-- Opening Marker --

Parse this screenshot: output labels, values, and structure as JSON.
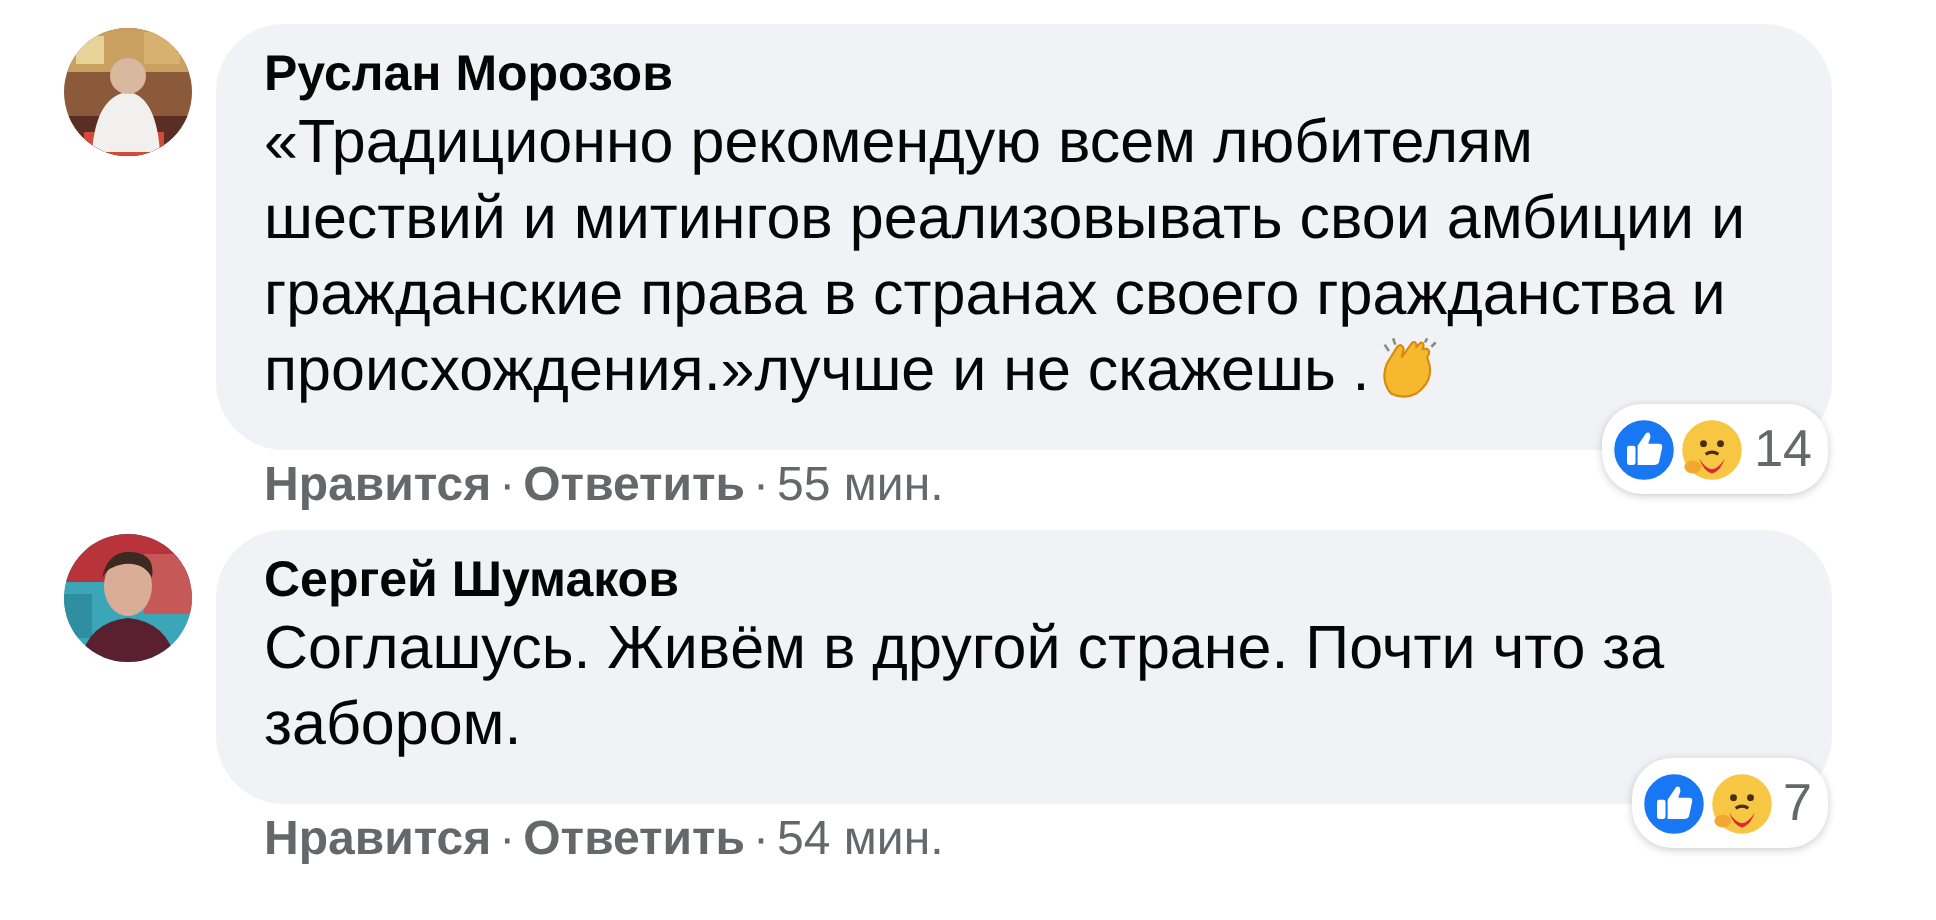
{
  "comments": [
    {
      "author": "Руслан Морозов",
      "text": "«Традиционно рекомендую всем любителям шествий и митингов реализовывать свои амбиции и гражданские права в странах своего гражданства и происхождения.»лучше и не скажешь .",
      "clap_emoji": true,
      "reactions": {
        "count": "14"
      },
      "actions": {
        "like": "Нравится",
        "separator_1": "·",
        "reply": "Ответить",
        "separator_2": "·",
        "time": "55 мин."
      }
    },
    {
      "author": "Сергей Шумаков",
      "text": "Соглашусь. Живём в другой стране. Почти что за забором.",
      "clap_emoji": false,
      "reactions": {
        "count": "7"
      },
      "actions": {
        "like": "Нравится",
        "separator_1": "·",
        "reply": "Ответить",
        "separator_2": "·",
        "time": "54 мин."
      }
    }
  ]
}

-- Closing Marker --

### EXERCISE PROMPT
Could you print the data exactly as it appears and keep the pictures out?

### RESULT FOR THIS EXERCISE
Parse this screenshot: output labels, values, and structure as JSON.
{
  "comments": [
    {
      "author": "Руслан Морозов",
      "text": "«Традиционно рекомендую всем любителям шествий и митингов реализовывать свои амбиции и гражданские права в странах своего гражданства и происхождения.»лучше и не скажешь .",
      "clap_emoji": true,
      "reactions": {
        "count": "14"
      },
      "actions": {
        "like": "Нравится",
        "separator_1": "·",
        "reply": "Ответить",
        "separator_2": "·",
        "time": "55 мин."
      }
    },
    {
      "author": "Сергей Шумаков",
      "text": "Соглашусь. Живём в другой стране. Почти что за забором.",
      "clap_emoji": false,
      "reactions": {
        "count": "7"
      },
      "actions": {
        "like": "Нравится",
        "separator_1": "·",
        "reply": "Ответить",
        "separator_2": "·",
        "time": "54 мин."
      }
    }
  ]
}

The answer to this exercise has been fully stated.